Religion bolsters the spirit in many cultures around the world. Some might think one church looks like another, but in reality, each is different. Romanian Orthodox churches are painted throughout with icons of the saints and holy family. The stunning blue paint and gold leaf accents light up the interior of some of these churches making modern lighting irrelevant.
When creating photos in a foreign land, I look for the cultural elements that tell viewers where I am. Moroccan vendors display olives in large piles that have been shaped into a cone. One day I saw one of these cones of purple olives. The shop had a similarly colored purple awning. The blank space between the nearby olives and the distant awning was the right size for a person walking in front of the shop. I turned my camera vertical, placed the olives in the bottom right third of the frame, the awning in the top left third, and then waited for the right person to walk through the frame.
I’ve used that technique countless times in my photography. Find a cultural element or elements for the photo. Then wait for the right person to enter the frame. In some places, I might wait for the right horse cart or donkey cart to pass through the frame.
Showing on the hands of a subject can create a cultural photograph. Hands that have been calloused and shaped by a lifetime of hard work convey the local culture. A visit to a local woodworker, tinsmith, or potter gives us a chance to photograph the working culture of a location.
High ISO gives me a chance to stop working hands without adding a flash that might distract the worker. I use a fast shutter speed and high ISO to stop the hands and show all their details. Sometimes I let the shutter speed drop to blur some motion and show action.
I also play with depth-of-field to isolate one cultural element or show the entire scene. Candles, crosses, clothing, or pieces of jewelry are lovely against a blurry background thanks to an ƒ/4 or ƒ/5.6. I try to keep as much distance between the subject and background to create a lovely blurred background.
The opposite comes into play when I want to show everything in the scene. I use an ƒ/16 or ƒ/22 to show all the columns in a historic church. The same aperture applies if I’m trying to show an abandoned building in the starkness of a desert. Each conveys the culture of the setting.

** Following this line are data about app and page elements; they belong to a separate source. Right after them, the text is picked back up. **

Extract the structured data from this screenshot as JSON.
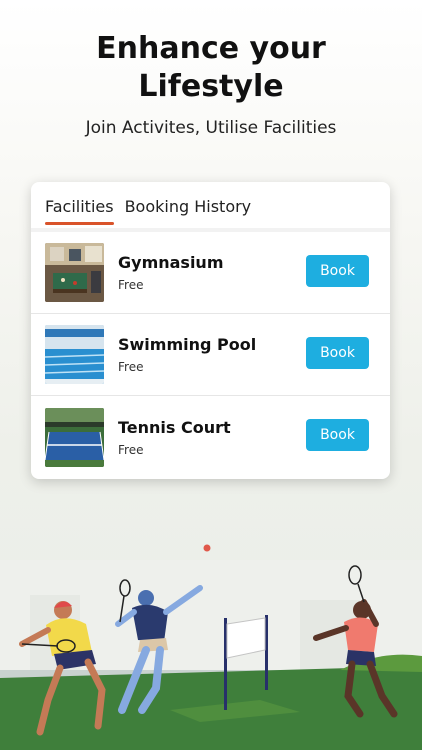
{
  "hero": {
    "title_line1": "Enhance your",
    "title_line2": "Lifestyle",
    "subtitle": "Join Activites, Utilise Facilities"
  },
  "tabs": [
    {
      "label": "Facilities",
      "active": true
    },
    {
      "label": "Booking History",
      "active": false
    }
  ],
  "facilities": [
    {
      "name": "Gymnasium",
      "price": "Free",
      "button": "Book",
      "icon": "gym-photo"
    },
    {
      "name": "Swimming Pool",
      "price": "Free",
      "button": "Book",
      "icon": "pool-photo"
    },
    {
      "name": "Tennis Court",
      "price": "Free",
      "button": "Book",
      "icon": "tennis-court-photo"
    }
  ],
  "colors": {
    "accent": "#d9532a",
    "button": "#1eaee0",
    "grass": "#3e7e3a"
  }
}
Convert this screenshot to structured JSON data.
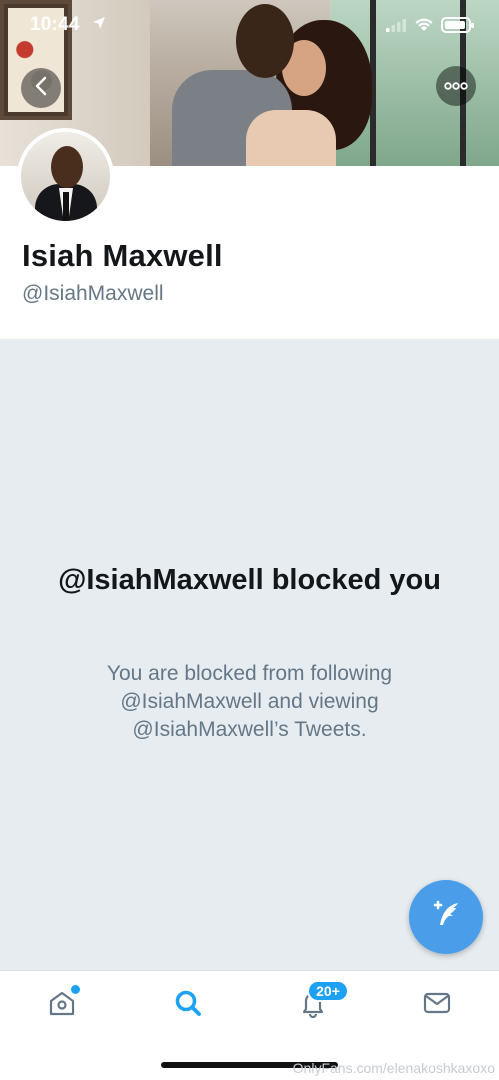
{
  "status_bar": {
    "time": "10:44"
  },
  "profile": {
    "name": "Isiah Maxwell",
    "handle": "@IsiahMaxwell"
  },
  "blocked": {
    "title": "@IsiahMaxwell blocked you",
    "description": "You are blocked from following @IsiahMaxwell and viewing @IsiahMaxwell’s Tweets."
  },
  "tabbar": {
    "notifications_badge": "20+",
    "icons": [
      "home-icon",
      "search-icon",
      "bell-icon",
      "mail-icon"
    ]
  },
  "watermark": "OnlyFans.com/elenakoshkaxoxo",
  "colors": {
    "accent": "#1da1f2",
    "fab": "#4a9ee9",
    "blocked_bg": "#e6ecf0",
    "secondary_text": "#657786"
  }
}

Cultural photography shows the “hand of man.” There’s no hiding the human impact in a cultural photo. The point of the photo, after all, is to show the customs, arts, and achievements of the people in that location.